==== Supplied information ====

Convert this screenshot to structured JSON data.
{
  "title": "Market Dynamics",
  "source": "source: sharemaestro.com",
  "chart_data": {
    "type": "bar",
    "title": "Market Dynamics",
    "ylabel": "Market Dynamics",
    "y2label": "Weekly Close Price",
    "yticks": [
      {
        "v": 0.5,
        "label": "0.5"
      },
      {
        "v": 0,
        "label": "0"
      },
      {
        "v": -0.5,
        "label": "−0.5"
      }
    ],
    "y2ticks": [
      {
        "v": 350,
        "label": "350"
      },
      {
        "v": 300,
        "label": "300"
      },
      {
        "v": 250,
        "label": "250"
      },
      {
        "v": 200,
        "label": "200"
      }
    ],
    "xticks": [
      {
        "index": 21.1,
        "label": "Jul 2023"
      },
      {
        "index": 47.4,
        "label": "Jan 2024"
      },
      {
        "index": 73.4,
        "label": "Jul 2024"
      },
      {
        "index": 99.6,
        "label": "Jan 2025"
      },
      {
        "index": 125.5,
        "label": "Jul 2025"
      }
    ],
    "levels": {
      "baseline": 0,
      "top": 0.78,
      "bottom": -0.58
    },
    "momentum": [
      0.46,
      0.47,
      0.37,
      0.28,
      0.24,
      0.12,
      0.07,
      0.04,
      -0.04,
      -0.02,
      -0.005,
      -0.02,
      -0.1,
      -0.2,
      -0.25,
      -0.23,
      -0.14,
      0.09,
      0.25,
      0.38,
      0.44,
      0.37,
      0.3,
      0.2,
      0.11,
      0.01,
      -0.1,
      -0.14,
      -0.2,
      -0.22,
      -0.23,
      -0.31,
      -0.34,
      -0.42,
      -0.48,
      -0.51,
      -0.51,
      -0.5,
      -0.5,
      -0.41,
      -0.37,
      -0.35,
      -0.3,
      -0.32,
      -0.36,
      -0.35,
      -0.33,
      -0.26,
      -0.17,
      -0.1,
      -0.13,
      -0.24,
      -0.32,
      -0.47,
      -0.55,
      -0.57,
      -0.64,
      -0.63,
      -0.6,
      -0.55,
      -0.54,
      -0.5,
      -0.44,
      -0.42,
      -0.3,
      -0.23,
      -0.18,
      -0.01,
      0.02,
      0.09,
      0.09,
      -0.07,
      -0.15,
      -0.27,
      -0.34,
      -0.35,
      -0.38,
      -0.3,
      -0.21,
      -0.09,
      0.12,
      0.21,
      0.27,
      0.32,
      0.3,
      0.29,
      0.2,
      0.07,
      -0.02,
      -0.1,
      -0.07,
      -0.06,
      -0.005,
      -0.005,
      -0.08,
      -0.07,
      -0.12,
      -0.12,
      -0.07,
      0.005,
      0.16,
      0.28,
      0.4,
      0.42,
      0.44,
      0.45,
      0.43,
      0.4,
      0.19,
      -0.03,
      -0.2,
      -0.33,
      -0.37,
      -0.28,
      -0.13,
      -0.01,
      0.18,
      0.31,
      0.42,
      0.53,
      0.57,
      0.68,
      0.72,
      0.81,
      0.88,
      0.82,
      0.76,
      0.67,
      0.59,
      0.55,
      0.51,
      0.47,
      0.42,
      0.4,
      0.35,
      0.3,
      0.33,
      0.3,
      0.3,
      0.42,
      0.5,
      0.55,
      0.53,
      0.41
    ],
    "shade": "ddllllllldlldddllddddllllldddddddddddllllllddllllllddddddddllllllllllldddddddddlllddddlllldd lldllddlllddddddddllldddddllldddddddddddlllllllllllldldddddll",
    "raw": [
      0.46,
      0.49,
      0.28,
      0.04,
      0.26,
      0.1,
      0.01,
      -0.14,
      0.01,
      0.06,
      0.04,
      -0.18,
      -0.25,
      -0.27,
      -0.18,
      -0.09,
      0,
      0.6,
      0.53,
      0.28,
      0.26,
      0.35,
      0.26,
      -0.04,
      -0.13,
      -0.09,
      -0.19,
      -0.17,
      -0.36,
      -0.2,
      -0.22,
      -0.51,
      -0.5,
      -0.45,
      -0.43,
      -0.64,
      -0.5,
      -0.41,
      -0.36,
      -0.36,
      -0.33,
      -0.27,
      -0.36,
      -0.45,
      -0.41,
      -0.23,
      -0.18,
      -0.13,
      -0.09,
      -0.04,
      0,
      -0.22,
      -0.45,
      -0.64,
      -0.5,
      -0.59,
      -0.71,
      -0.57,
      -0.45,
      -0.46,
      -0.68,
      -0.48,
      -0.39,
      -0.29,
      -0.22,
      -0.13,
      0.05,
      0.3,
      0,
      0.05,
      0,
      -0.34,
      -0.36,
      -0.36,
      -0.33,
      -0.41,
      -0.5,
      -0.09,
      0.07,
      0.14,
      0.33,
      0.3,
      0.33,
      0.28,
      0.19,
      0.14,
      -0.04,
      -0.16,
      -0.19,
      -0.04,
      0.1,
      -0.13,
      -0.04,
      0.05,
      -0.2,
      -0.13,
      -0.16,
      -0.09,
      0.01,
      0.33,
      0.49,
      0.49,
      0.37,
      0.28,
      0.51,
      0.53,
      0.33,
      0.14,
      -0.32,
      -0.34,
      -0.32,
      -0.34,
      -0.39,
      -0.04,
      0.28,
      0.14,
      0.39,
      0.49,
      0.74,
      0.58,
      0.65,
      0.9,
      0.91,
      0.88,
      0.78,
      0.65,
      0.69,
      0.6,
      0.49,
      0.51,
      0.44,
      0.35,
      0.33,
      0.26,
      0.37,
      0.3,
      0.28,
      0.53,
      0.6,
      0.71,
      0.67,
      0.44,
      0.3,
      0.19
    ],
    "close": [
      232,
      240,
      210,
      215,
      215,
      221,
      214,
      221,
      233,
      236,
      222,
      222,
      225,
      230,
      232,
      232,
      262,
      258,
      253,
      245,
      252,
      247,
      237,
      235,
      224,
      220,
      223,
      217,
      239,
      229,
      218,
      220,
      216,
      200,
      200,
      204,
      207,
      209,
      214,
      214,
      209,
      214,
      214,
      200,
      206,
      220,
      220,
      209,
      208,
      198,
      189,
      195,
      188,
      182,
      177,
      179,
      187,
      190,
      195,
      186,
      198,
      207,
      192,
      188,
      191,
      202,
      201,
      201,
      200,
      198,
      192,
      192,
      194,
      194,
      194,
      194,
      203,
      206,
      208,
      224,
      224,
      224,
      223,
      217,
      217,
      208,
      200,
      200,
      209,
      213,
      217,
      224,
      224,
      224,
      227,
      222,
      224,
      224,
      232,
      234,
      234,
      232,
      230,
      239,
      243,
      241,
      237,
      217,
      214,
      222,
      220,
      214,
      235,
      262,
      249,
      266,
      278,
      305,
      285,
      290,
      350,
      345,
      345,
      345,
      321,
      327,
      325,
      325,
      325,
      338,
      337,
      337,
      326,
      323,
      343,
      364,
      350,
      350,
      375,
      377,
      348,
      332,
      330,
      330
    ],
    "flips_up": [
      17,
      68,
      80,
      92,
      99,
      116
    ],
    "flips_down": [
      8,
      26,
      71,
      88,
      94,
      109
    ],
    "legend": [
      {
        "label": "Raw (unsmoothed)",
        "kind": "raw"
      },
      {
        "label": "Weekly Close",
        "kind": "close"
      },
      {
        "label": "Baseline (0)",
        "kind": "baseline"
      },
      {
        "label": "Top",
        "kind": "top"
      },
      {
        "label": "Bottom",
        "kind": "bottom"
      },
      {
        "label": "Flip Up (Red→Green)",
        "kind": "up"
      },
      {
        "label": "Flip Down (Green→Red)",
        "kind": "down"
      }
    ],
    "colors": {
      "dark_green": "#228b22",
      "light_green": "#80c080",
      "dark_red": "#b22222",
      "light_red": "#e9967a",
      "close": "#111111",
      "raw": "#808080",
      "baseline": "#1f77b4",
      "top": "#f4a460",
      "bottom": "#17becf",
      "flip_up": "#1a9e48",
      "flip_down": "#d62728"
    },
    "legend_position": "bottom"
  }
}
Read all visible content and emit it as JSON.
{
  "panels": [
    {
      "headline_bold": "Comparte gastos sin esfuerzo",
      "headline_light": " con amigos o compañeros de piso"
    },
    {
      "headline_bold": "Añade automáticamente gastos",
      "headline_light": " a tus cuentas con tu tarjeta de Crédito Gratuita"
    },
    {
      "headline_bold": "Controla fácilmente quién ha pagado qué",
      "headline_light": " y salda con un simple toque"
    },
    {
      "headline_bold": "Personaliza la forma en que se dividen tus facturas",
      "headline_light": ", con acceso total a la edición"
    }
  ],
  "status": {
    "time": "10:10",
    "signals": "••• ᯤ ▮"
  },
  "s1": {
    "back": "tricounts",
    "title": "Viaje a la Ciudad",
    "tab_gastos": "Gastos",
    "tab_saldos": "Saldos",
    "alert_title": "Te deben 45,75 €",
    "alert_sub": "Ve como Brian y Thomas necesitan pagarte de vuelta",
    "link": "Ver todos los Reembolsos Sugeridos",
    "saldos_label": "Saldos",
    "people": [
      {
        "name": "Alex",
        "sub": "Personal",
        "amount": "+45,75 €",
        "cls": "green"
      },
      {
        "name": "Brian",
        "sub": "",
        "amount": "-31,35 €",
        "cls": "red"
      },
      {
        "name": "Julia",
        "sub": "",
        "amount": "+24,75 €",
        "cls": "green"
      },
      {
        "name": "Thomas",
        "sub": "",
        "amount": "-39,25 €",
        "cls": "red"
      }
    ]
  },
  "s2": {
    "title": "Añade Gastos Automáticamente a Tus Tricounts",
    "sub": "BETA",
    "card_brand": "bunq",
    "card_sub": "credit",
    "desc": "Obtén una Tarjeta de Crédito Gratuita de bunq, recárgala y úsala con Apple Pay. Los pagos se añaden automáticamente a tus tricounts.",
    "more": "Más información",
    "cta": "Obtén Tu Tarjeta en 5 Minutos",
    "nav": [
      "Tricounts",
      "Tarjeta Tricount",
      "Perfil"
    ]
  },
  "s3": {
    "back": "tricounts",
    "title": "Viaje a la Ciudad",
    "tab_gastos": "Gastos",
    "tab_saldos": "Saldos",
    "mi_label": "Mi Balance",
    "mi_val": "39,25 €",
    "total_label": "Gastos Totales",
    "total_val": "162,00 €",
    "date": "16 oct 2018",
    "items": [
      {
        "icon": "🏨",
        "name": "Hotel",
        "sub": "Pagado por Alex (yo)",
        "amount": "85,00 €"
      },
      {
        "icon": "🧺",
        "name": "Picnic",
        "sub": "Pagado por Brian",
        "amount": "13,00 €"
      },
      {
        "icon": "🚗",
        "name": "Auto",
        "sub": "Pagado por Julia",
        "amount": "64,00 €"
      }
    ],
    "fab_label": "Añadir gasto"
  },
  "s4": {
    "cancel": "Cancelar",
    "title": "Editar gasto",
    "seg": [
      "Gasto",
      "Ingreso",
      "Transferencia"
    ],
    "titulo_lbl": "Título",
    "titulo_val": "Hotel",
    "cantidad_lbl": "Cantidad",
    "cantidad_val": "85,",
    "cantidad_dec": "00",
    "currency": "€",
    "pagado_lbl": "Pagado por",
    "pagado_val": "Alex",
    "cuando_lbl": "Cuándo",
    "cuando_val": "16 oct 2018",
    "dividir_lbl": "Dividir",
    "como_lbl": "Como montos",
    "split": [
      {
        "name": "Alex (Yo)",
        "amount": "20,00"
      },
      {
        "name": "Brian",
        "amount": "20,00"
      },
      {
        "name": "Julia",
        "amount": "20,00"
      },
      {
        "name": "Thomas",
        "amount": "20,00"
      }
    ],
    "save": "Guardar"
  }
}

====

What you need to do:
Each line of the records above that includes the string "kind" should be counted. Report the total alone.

Exercise result:
7